Each line of the material should be output exactly as shown.

DATA FOR REVIEW:
◇ ◇ ◇ ◇ ◇

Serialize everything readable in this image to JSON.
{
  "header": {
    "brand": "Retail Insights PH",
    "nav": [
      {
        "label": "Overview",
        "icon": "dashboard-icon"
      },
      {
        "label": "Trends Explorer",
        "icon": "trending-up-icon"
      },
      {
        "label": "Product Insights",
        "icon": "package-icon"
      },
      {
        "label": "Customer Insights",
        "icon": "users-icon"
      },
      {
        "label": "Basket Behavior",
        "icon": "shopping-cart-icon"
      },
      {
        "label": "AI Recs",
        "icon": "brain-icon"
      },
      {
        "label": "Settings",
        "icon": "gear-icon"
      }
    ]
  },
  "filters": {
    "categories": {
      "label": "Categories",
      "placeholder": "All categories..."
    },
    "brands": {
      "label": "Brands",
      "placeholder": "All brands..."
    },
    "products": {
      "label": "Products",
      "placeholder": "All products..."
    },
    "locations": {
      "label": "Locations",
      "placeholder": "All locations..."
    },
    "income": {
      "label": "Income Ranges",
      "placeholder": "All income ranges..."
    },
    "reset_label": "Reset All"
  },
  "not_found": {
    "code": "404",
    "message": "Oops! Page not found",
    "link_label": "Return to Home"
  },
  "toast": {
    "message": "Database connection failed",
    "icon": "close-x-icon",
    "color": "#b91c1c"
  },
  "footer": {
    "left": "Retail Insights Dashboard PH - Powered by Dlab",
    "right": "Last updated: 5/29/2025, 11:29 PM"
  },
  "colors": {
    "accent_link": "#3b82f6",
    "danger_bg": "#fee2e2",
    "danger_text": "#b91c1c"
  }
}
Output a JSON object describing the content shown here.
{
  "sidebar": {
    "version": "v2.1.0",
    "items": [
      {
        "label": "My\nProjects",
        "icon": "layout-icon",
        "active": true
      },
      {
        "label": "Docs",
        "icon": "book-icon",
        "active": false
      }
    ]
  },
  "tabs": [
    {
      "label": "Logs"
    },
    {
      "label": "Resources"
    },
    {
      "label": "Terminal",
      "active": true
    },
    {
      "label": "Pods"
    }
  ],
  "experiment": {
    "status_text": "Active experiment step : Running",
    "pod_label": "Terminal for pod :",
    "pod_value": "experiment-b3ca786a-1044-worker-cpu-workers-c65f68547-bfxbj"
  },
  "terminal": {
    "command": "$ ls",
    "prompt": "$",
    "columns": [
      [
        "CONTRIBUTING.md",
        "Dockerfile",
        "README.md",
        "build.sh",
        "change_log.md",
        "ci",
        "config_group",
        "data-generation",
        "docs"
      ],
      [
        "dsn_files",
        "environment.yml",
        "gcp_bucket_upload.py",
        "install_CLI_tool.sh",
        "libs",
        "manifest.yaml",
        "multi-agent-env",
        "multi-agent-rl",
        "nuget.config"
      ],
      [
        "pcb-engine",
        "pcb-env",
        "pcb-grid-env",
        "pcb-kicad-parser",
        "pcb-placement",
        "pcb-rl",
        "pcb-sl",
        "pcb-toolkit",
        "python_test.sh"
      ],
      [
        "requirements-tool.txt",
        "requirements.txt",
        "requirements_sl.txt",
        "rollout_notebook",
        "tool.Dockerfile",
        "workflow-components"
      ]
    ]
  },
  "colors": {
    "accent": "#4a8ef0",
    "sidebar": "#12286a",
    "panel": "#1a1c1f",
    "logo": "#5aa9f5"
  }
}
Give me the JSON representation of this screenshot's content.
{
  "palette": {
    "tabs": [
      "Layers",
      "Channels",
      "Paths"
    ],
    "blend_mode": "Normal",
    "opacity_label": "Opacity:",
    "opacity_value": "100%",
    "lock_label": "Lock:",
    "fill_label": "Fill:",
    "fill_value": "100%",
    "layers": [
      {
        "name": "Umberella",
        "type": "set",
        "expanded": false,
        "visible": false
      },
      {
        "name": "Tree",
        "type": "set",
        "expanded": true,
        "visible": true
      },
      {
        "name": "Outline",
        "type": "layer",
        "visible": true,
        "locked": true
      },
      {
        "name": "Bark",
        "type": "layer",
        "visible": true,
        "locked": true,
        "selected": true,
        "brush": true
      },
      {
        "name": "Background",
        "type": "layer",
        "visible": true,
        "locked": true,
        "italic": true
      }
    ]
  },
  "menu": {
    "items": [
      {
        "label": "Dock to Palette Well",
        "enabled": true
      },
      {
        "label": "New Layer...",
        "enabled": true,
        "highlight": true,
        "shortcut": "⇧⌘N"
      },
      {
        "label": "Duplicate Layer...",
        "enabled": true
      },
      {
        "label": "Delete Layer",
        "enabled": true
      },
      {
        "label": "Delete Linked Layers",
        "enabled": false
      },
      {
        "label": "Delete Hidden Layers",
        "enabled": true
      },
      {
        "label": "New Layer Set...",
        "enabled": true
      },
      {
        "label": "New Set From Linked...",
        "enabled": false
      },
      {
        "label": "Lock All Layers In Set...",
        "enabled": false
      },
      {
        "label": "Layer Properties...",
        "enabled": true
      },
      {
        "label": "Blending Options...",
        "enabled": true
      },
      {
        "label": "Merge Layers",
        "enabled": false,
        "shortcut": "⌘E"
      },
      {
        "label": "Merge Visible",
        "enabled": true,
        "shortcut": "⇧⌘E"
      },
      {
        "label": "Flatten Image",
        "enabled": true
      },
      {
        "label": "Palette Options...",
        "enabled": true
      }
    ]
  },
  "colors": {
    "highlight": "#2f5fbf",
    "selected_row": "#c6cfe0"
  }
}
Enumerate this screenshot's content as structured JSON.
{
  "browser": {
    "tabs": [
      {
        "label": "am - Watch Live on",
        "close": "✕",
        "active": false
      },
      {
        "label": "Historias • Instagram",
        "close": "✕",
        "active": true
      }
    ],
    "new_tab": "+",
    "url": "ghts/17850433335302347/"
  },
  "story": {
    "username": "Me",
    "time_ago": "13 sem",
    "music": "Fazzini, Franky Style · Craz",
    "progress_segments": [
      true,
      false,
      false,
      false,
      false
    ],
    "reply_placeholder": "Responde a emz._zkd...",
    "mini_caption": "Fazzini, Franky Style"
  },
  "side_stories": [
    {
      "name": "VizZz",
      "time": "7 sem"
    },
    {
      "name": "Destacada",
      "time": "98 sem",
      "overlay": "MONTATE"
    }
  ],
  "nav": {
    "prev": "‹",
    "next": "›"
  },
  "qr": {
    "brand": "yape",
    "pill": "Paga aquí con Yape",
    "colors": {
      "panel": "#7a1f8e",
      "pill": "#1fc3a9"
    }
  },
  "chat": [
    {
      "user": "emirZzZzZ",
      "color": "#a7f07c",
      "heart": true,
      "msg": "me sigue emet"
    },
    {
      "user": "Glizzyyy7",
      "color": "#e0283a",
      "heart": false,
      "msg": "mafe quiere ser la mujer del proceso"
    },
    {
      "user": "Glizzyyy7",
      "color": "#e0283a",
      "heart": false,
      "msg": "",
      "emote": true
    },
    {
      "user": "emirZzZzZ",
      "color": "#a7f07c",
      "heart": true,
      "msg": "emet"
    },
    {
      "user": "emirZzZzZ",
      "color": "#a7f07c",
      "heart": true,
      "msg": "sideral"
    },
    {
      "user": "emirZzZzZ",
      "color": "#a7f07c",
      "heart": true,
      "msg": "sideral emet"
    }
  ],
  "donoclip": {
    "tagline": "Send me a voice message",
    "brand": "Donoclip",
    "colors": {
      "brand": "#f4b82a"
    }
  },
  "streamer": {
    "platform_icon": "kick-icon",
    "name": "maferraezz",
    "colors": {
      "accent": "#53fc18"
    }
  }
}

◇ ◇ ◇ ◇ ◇

WORKED SOLUTION:
Serialize everything readable in this image to JSON.
{
  "header": {
    "brand": "Retail Insights PH",
    "nav": [
      {
        "label": "Overview",
        "icon": "dashboard-icon"
      },
      {
        "label": "Trends Explorer",
        "icon": "trending-up-icon"
      },
      {
        "label": "Product Insights",
        "icon": "package-icon"
      },
      {
        "label": "Customer Insights",
        "icon": "users-icon"
      },
      {
        "label": "Basket Behavior",
        "icon": "shopping-cart-icon"
      },
      {
        "label": "AI Recs",
        "icon": "brain-icon"
      },
      {
        "label": "Settings",
        "icon": "gear-icon"
      }
    ]
  },
  "filters": {
    "categories": {
      "label": "Categories",
      "placeholder": "All categories..."
    },
    "brands": {
      "label": "Brands",
      "placeholder": "All brands..."
    },
    "products": {
      "label": "Products",
      "placeholder": "All products..."
    },
    "locations": {
      "label": "Locations",
      "placeholder": "All locations..."
    },
    "income": {
      "label": "Income Ranges",
      "placeholder": "All income ranges..."
    },
    "reset_label": "Reset All"
  },
  "not_found": {
    "code": "404",
    "message": "Oops! Page not found",
    "link_label": "Return to Home"
  },
  "toast": {
    "message": "Database connection failed",
    "icon": "close-x-icon",
    "color": "#b91c1c"
  },
  "footer": {
    "left": "Retail Insights Dashboard PH - Powered by Dlab",
    "right": "Last updated: 5/29/2025, 11:29 PM"
  },
  "colors": {
    "accent_link": "#3b82f6",
    "danger_bg": "#fee2e2",
    "danger_text": "#b91c1c"
  }
}
Output a JSON object describing the content shown here.
{
  "sidebar": {
    "version": "v2.1.0",
    "items": [
      {
        "label": "My\nProjects",
        "icon": "layout-icon",
        "active": true
      },
      {
        "label": "Docs",
        "icon": "book-icon",
        "active": false
      }
    ]
  },
  "tabs": [
    {
      "label": "Logs"
    },
    {
      "label": "Resources"
    },
    {
      "label": "Terminal",
      "active": true
    },
    {
      "label": "Pods"
    }
  ],
  "experiment": {
    "status_text": "Active experiment step : Running",
    "pod_label": "Terminal for pod :",
    "pod_value": "experiment-b3ca786a-1044-worker-cpu-workers-c65f68547-bfxbj"
  },
  "terminal": {
    "command": "$ ls",
    "prompt": "$",
    "columns": [
      [
        "CONTRIBUTING.md",
        "Dockerfile",
        "README.md",
        "build.sh",
        "change_log.md",
        "ci",
        "config_group",
        "data-generation",
        "docs"
      ],
      [
        "dsn_files",
        "environment.yml",
        "gcp_bucket_upload.py",
        "install_CLI_tool.sh",
        "libs",
        "manifest.yaml",
        "multi-agent-env",
        "multi-agent-rl",
        "nuget.config"
      ],
      [
        "pcb-engine",
        "pcb-env",
        "pcb-grid-env",
        "pcb-kicad-parser",
        "pcb-placement",
        "pcb-rl",
        "pcb-sl",
        "pcb-toolkit",
        "python_test.sh"
      ],
      [
        "requirements-tool.txt",
        "requirements.txt",
        "requirements_sl.txt",
        "rollout_notebook",
        "tool.Dockerfile",
        "workflow-components"
      ]
    ]
  },
  "colors": {
    "accent": "#4a8ef0",
    "sidebar": "#12286a",
    "panel": "#1a1c1f",
    "logo": "#5aa9f5"
  }
}
Give me the JSON representation of this screenshot's content.
{
  "palette": {
    "tabs": [
      "Layers",
      "Channels",
      "Paths"
    ],
    "blend_mode": "Normal",
    "opacity_label": "Opacity:",
    "opacity_value": "100%",
    "lock_label": "Lock:",
    "fill_label": "Fill:",
    "fill_value": "100%",
    "layers": [
      {
        "name": "Umberella",
        "type": "set",
        "expanded": false,
        "visible": false
      },
      {
        "name": "Tree",
        "type": "set",
        "expanded": true,
        "visible": true
      },
      {
        "name": "Outline",
        "type": "layer",
        "visible": true,
        "locked": true
      },
      {
        "name": "Bark",
        "type": "layer",
        "visible": true,
        "locked": true,
        "selected": true,
        "brush": true
      },
      {
        "name": "Background",
        "type": "layer",
        "visible": true,
        "locked": true,
        "italic": true
      }
    ]
  },
  "menu": {
    "items": [
      {
        "label": "Dock to Palette Well",
        "enabled": true
      },
      {
        "label": "New Layer...",
        "enabled": true,
        "highlight": true,
        "shortcut": "⇧⌘N"
      },
      {
        "label": "Duplicate Layer...",
        "enabled": true
      },
      {
        "label": "Delete Layer",
        "enabled": true
      },
      {
        "label": "Delete Linked Layers",
        "enabled": false
      },
      {
        "label": "Delete Hidden Layers",
        "enabled": true
      },
      {
        "label": "New Layer Set...",
        "enabled": true
      },
      {
        "label": "New Set From Linked...",
        "enabled": false
      },
      {
        "label": "Lock All Layers In Set...",
        "enabled": false
      },
      {
        "label": "Layer Properties...",
        "enabled": true
      },
      {
        "label": "Blending Options...",
        "enabled": true
      },
      {
        "label": "Merge Layers",
        "enabled": false,
        "shortcut": "⌘E"
      },
      {
        "label": "Merge Visible",
        "enabled": true,
        "shortcut": "⇧⌘E"
      },
      {
        "label": "Flatten Image",
        "enabled": true
      },
      {
        "label": "Palette Options...",
        "enabled": true
      }
    ]
  },
  "colors": {
    "highlight": "#2f5fbf",
    "selected_row": "#c6cfe0"
  }
}
Enumerate this screenshot's content as structured JSON.
{
  "browser": {
    "tabs": [
      {
        "label": "am - Watch Live on",
        "close": "✕",
        "active": false
      },
      {
        "label": "Historias • Instagram",
        "close": "✕",
        "active": true
      }
    ],
    "new_tab": "+",
    "url": "ghts/17850433335302347/"
  },
  "story": {
    "username": "Me",
    "time_ago": "13 sem",
    "music": "Fazzini, Franky Style · Craz",
    "progress_segments": [
      true,
      false,
      false,
      false,
      false
    ],
    "reply_placeholder": "Responde a emz._zkd...",
    "mini_caption": "Fazzini, Franky Style"
  },
  "side_stories": [
    {
      "name": "VizZz",
      "time": "7 sem"
    },
    {
      "name": "Destacada",
      "time": "98 sem",
      "overlay": "MONTATE"
    }
  ],
  "nav": {
    "prev": "‹",
    "next": "›"
  },
  "qr": {
    "brand": "yape",
    "pill": "Paga aquí con Yape",
    "colors": {
      "panel": "#7a1f8e",
      "pill": "#1fc3a9"
    }
  },
  "chat": [
    {
      "user": "emirZzZzZ",
      "color": "#a7f07c",
      "heart": true,
      "msg": "me sigue emet"
    },
    {
      "user": "Glizzyyy7",
      "color": "#e0283a",
      "heart": false,
      "msg": "mafe quiere ser la mujer del proceso"
    },
    {
      "user": "Glizzyyy7",
      "color": "#e0283a",
      "heart": false,
      "msg": "",
      "emote": true
    },
    {
      "user": "emirZzZzZ",
      "color": "#a7f07c",
      "heart": true,
      "msg": "emet"
    },
    {
      "user": "emirZzZzZ",
      "color": "#a7f07c",
      "heart": true,
      "msg": "sideral"
    },
    {
      "user": "emirZzZzZ",
      "color": "#a7f07c",
      "heart": true,
      "msg": "sideral emet"
    }
  ],
  "donoclip": {
    "tagline": "Send me a voice message",
    "brand": "Donoclip",
    "colors": {
      "brand": "#f4b82a"
    }
  },
  "streamer": {
    "platform_icon": "kick-icon",
    "name": "maferraezz",
    "colors": {
      "accent": "#53fc18"
    }
  }
}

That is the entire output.